=== Exercise instructions ===
Which lines below include "System"? Copy them all.

=== Records for this exercise ===
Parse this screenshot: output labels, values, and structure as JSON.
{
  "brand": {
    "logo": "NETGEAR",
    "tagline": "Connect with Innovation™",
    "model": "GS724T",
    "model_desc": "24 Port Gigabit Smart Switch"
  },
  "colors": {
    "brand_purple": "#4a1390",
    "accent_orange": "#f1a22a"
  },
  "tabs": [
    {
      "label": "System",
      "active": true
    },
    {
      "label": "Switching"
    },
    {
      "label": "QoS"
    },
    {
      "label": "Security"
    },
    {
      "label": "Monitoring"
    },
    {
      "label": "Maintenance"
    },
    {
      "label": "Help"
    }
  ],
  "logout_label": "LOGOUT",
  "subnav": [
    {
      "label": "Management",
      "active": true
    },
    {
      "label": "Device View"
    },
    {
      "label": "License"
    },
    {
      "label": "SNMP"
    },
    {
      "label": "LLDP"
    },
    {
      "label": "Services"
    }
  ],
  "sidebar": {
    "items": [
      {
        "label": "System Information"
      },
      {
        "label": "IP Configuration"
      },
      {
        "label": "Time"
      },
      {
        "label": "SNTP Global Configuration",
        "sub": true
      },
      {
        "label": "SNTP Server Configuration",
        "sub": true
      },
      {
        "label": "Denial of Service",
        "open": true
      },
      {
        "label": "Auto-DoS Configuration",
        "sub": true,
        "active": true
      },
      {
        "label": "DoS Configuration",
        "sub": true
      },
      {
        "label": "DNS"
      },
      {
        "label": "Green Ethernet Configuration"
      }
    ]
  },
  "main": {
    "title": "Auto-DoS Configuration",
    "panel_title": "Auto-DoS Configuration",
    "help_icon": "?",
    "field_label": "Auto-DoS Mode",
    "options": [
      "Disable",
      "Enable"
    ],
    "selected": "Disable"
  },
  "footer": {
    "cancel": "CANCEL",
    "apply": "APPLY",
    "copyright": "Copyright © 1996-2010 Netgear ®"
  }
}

=== Response to the task ===
      "label": "System",
        "label": "System Information"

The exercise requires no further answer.